How to Calculate a Stock Portfolio Yield

A higher-yielding portfolio distributes a bigger chunk of its value as dividends.

A higher-yielding portfolio distributes a bigger chunk of its value as dividends.

While it’s good to monitor the yield of each individual stock you own, it’s also important to know the yield of your entire portfolio. A stock’s yield, or dividend yield, measures its annual dividends as a percentage of its price. Your portfolio yield represents your total annual dividend income as a percentage of the value of all your stocks – even those that don’t pay dividends. This percentage tells you how well your individual stocks mesh together to generate dividend income.

Visit any financial website that provides stock quotes. Type the ticker symbol of one of your stocks into the stock quote text box and click “Get Quote.” A ticker symbol is one or more letters that are typically related to a company’s business or name.

Identify the stock’s current price and annual dividends per share on its main quote page. The annual dividend might be labeled “dividend rate” or simply “dividend.” Find this information for each stock you own using each one’s ticker symbol. If a stock doesn’t pay a dividend, look up its price only. For example, assume you own 100 shares of a $20 stock that pays 50 cents in annual dividends, 300 shares of a $5 stock that pays no dividends, and 400 shares of a $35 stock that pays $1.25 in annual dividends.

Multiply the number of shares you own of each stock by its dividends per share only if it pays a dividend. In this example, multiply 100 by $0.50 to get $50. Multiply 400 by $1.25 to get $500.

Multiply the number of shares you own of each stock by its price regardless of whether or not it pays a dividend. In this example, multiply 100 by $20 to get $2,000. Multiply 300 by $5 to get $1,500. Multiply 400 by $35 to get $14,000.

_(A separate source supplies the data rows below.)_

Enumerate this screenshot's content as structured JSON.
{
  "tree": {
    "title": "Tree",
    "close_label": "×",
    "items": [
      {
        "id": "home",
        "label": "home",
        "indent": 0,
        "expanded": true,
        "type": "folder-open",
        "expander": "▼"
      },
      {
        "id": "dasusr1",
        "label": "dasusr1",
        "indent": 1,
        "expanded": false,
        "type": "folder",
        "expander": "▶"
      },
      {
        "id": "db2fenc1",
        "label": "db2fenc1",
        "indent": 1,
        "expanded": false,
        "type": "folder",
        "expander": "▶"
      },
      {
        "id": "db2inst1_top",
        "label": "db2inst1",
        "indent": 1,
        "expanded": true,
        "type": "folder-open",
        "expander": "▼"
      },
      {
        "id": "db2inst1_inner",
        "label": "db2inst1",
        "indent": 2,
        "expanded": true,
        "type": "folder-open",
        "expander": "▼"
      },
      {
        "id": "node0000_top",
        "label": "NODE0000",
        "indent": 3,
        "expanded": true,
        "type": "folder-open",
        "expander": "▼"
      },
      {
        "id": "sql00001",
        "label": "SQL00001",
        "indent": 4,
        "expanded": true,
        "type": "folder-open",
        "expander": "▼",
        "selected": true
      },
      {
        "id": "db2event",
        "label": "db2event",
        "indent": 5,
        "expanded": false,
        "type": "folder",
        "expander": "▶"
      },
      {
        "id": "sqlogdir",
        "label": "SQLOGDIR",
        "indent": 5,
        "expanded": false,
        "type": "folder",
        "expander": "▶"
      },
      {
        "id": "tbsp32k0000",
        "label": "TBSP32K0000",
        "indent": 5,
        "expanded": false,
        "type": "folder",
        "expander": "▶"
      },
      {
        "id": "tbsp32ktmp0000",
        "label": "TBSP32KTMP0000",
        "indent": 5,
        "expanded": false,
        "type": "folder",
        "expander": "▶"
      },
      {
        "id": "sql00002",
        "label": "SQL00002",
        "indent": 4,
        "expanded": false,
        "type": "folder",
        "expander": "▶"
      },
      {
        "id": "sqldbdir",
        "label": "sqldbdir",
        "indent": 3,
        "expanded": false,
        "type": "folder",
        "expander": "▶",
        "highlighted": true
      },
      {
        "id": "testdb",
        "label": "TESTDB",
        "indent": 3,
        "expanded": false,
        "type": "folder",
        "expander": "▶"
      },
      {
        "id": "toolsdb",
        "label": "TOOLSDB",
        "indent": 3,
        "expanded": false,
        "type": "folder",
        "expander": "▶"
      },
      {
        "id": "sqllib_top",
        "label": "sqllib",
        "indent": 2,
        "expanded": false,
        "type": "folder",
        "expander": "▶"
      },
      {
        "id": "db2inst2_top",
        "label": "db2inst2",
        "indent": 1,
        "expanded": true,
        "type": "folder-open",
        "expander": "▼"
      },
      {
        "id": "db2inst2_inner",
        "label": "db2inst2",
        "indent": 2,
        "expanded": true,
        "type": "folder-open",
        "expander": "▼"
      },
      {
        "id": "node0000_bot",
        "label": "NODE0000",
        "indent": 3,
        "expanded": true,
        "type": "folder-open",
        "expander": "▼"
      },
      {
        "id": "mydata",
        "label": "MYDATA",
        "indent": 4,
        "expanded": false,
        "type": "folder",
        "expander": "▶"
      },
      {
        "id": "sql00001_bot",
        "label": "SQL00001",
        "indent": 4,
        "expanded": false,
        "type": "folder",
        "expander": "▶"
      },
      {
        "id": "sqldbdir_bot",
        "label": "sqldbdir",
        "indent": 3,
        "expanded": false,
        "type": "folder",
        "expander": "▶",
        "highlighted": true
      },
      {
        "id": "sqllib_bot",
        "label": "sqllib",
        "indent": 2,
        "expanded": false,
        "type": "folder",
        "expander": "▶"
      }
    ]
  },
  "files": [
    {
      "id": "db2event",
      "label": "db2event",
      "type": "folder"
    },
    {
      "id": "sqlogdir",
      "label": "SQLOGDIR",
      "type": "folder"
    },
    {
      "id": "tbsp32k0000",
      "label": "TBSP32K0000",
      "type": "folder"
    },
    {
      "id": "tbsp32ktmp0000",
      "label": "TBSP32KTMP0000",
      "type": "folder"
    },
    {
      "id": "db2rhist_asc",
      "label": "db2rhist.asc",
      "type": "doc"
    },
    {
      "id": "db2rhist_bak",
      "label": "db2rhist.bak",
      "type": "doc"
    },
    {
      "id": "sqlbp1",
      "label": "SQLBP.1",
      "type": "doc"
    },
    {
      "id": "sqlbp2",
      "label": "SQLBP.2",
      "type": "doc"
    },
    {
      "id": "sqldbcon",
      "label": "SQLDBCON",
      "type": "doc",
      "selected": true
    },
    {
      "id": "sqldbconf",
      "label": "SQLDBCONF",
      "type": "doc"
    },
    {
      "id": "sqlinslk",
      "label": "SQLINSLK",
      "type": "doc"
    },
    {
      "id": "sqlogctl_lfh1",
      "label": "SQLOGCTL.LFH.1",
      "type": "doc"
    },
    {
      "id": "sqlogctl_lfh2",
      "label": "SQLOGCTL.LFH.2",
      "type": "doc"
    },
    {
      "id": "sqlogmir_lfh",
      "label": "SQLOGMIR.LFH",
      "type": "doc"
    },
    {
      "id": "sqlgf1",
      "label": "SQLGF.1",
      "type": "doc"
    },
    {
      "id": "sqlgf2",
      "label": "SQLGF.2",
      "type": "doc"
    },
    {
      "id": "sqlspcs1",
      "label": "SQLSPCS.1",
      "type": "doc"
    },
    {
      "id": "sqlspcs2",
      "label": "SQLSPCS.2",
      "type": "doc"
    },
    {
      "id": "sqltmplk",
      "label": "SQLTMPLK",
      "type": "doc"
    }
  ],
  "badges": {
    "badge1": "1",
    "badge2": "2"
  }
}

Add each Step 3 result to determine your portfolio’s total annual dividend income. In this example, add $50 and $500 to get $550 in annual dividend income.

Add each Step 4 result to determine your portfolio’s total value. In this example, add $2,000, $1,500 and $14,000 to get $17,500.

Divide your portfolio’s total annual dividend income by its total value and multiply your result by 100 to figure its yield. Concluding the example, divide $550 by $17,500 to get 0.031. Multiply 0.031 by 100 to get a portfolio yield of 3.1 percent. This means that, together, your stocks currently pay out 3.1 percent of their value in annual dividends. You get 3.1 cents in annual dividends for every dollar of stock you own.

Tip

  • Your portfolio’s yield measures only the return you currently receive from dividends and excludes any potential price changes.

Photo Credits

  • Thinkstock/Comstock/Getty Images